## Activity
Are you able to retype all the records below exactly?

━━━ Supplied material

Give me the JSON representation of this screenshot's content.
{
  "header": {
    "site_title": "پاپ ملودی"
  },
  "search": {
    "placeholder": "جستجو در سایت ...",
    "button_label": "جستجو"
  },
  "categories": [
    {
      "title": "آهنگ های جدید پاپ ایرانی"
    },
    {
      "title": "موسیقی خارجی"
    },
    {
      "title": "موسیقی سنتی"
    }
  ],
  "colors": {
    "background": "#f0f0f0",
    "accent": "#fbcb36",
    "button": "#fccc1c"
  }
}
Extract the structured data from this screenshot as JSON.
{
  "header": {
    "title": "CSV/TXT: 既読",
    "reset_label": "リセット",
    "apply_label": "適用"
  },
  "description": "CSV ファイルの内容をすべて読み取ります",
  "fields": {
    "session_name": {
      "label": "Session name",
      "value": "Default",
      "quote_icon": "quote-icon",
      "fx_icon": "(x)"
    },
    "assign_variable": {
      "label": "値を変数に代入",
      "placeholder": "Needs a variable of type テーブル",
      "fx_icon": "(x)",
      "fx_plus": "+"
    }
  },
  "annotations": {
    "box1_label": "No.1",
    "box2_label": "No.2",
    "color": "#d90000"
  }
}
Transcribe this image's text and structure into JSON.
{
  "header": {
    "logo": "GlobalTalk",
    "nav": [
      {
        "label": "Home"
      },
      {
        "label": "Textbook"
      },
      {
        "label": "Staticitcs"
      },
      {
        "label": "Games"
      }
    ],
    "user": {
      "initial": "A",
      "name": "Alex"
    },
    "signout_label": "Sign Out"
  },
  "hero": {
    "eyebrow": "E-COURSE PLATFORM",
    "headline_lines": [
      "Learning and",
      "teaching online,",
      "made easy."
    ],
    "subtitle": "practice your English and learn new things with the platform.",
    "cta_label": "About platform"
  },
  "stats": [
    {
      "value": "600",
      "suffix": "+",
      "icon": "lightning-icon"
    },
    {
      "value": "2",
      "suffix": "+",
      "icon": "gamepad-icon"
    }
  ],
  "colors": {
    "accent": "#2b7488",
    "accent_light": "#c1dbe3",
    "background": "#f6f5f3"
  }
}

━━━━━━

## The completed task
Give me the JSON representation of this screenshot's content.
{
  "header": {
    "site_title": "پاپ ملودی"
  },
  "search": {
    "placeholder": "جستجو در سایت ...",
    "button_label": "جستجو"
  },
  "categories": [
    {
      "title": "آهنگ های جدید پاپ ایرانی"
    },
    {
      "title": "موسیقی خارجی"
    },
    {
      "title": "موسیقی سنتی"
    }
  ],
  "colors": {
    "background": "#f0f0f0",
    "accent": "#fbcb36",
    "button": "#fccc1c"
  }
}
Extract the structured data from this screenshot as JSON.
{
  "header": {
    "title": "CSV/TXT: 既読",
    "reset_label": "リセット",
    "apply_label": "適用"
  },
  "description": "CSV ファイルの内容をすべて読み取ります",
  "fields": {
    "session_name": {
      "label": "Session name",
      "value": "Default",
      "quote_icon": "quote-icon",
      "fx_icon": "(x)"
    },
    "assign_variable": {
      "label": "値を変数に代入",
      "placeholder": "Needs a variable of type テーブル",
      "fx_icon": "(x)",
      "fx_plus": "+"
    }
  },
  "annotations": {
    "box1_label": "No.1",
    "box2_label": "No.2",
    "color": "#d90000"
  }
}
Transcribe this image's text and structure into JSON.
{
  "header": {
    "logo": "GlobalTalk",
    "nav": [
      {
        "label": "Home"
      },
      {
        "label": "Textbook"
      },
      {
        "label": "Staticitcs"
      },
      {
        "label": "Games"
      }
    ],
    "user": {
      "initial": "A",
      "name": "Alex"
    },
    "signout_label": "Sign Out"
  },
  "hero": {
    "eyebrow": "E-COURSE PLATFORM",
    "headline_lines": [
      "Learning and",
      "teaching online,",
      "made easy."
    ],
    "subtitle": "practice your English and learn new things with the platform.",
    "cta_label": "About platform"
  },
  "stats": [
    {
      "value": "600",
      "suffix": "+",
      "icon": "lightning-icon"
    },
    {
      "value": "2",
      "suffix": "+",
      "icon": "gamepad-icon"
    }
  ],
  "colors": {
    "accent": "#2b7488",
    "accent_light": "#c1dbe3",
    "background": "#f6f5f3"
  }
}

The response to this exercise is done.